There are several centres of tourist activity: The historic city of Prague is the primary tourist attraction, and the city is also the most common point of entry for tourists visiting other parts of the country. Most other cities in the country attract significant numbers of tourists, but the spa towns such as Karlovy Vary, Mariánské Lázně and Františkovy Lázně are particularly popular holiday destinations. Other popular tourist sites are the many castles and chateaux, such as those at Karlštejn, Konopiště and Český Krumlov. Away from the towns, areas as Český ráj, Šumava and the Krkonoše Mountains attract visitors seeking outdoor pursuits.
The country is also famous for its love of puppetry and marionettes.
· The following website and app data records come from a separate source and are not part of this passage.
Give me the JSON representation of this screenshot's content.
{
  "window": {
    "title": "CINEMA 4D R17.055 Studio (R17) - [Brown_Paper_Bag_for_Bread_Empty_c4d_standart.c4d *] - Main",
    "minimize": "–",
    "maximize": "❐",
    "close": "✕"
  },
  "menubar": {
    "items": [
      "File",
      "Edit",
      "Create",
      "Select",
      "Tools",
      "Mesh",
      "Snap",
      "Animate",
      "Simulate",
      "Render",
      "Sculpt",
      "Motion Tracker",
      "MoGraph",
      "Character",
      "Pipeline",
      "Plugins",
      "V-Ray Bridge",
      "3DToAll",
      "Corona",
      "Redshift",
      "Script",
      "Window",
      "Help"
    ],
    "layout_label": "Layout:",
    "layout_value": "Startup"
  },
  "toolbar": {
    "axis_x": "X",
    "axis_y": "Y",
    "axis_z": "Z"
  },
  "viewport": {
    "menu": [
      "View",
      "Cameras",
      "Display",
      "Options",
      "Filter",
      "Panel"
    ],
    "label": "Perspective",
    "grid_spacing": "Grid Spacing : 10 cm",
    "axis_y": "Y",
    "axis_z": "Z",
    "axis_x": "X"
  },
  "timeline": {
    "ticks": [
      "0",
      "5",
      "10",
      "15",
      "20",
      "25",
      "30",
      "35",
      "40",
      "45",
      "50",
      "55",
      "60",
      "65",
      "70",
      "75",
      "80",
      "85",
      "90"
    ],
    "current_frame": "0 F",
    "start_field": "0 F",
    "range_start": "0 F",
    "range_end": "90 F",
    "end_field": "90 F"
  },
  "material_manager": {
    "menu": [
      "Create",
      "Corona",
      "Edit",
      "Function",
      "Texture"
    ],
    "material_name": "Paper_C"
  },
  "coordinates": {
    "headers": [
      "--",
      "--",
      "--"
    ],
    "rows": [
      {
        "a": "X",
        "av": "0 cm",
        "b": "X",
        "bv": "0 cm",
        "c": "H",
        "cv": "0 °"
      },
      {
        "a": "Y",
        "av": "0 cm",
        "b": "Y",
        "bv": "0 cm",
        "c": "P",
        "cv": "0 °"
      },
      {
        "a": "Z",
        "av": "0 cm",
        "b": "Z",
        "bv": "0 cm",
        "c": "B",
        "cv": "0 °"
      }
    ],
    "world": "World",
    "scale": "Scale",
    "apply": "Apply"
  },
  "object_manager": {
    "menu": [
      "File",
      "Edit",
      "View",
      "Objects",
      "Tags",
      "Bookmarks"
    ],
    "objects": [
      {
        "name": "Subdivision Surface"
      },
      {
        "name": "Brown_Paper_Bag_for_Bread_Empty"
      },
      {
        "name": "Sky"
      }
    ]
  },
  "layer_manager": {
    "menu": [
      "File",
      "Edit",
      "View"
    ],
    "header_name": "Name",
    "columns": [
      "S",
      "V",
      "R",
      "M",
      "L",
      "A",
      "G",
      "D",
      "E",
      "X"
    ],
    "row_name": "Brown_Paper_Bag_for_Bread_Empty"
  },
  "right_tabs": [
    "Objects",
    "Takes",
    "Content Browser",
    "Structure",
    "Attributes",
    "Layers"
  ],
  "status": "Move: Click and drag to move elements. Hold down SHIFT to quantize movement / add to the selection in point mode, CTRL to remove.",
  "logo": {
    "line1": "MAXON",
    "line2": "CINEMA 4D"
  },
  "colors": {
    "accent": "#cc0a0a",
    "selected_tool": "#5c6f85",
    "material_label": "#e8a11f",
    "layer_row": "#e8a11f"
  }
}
The Pilsner style beer originated in western Bohemian city of Plzeň.Wikipedia
Following the First World War, the closely related Czechs and Slovaks of the former Austro-Hungarian Empire merged to form Czechoslovakia. During the interwar years, the new country's leaders were frequently preoccupied with meeting the demands of other ethnic minorities within the republic, most notably the Sudeten Germans and the Ruthenians (Ukrainians). After World War II, a truncated Czechoslovakia fell within the Soviet sphere of influence. In 1968, an invasion by Warsaw Pact troops ended the efforts of the country's leaders to liberalize Communist party rule and create socialism with a human face. Anti-Soviet demonstrations the following year ushered in a period of harsh repression. With the collapse of Soviet authority in 1989, Czechoslovakia regained its freedom through a peaceful Velvet Revolution. On 1 January 1993, the country underwent a velvet divorce into its two national components, the Czech Republic and Slovakia. The Czech Republic joined NATO in 1999 and the European Union in 2004.CIA The World Factbook